This is a girl who loved to vacuum to calm her nerves and relax.
Just then, a calm young paramedic named Nick entered our bedroom.
"No Drama" Obama, in this respect, is more Washingtonian—projecting a calm steadiness of purpose and character.
What is more impressive is the narration: the calm, settled, often witty, always perceptive, tone of voice.
calm and composed, he said the police took them to a government-run hospital faraway and not to a better private hospital nearby.
She turned and looked at Moxy to calm the emotion to which she would not give scope.
Had he had a calm sea he could have raked that vessel without missing a shot.
The girl had recovered her calm, and I must say she bore herself well.
But only a calm setting to work to finish that reckless ship.
"You will hold the basin," said he, directing me with his calm, benignant eye.

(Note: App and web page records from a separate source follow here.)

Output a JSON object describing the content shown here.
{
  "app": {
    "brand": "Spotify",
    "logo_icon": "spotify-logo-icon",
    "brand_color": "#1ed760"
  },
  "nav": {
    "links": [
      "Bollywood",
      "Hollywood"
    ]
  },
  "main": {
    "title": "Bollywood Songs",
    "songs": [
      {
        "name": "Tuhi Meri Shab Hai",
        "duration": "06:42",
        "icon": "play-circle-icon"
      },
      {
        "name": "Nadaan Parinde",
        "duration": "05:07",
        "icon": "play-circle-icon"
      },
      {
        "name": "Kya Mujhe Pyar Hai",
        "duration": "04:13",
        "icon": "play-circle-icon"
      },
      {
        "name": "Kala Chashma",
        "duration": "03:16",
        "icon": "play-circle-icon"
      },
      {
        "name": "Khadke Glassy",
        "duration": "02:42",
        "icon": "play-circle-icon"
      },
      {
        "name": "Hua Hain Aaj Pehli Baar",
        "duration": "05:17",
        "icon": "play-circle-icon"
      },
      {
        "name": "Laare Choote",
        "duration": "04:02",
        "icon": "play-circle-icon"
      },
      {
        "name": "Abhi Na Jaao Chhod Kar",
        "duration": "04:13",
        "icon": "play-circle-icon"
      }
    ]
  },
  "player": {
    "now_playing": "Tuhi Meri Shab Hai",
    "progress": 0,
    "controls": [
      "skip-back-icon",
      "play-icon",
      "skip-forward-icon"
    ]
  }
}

late 14c., from Old French calme "tranquility, quiet," traditionally from Old Italian calma, from Late Latin cauma "heat of the mid-day sun" (in Italy, a time when everything rests and is still), from Greek kauma "heat" (especially of the sun), from kaiein "to burn" (see caustic). Spelling influenced by Latin calere "to be hot." Figurative application to social or mental conditions is 16c.
late 14c., from Old French calme, carme "stillness, quiet, tranquility," from the adjective (see calm (adj.)).
late 14c., from Old French calmer or from calm (adj.). Related: Calmed; calming.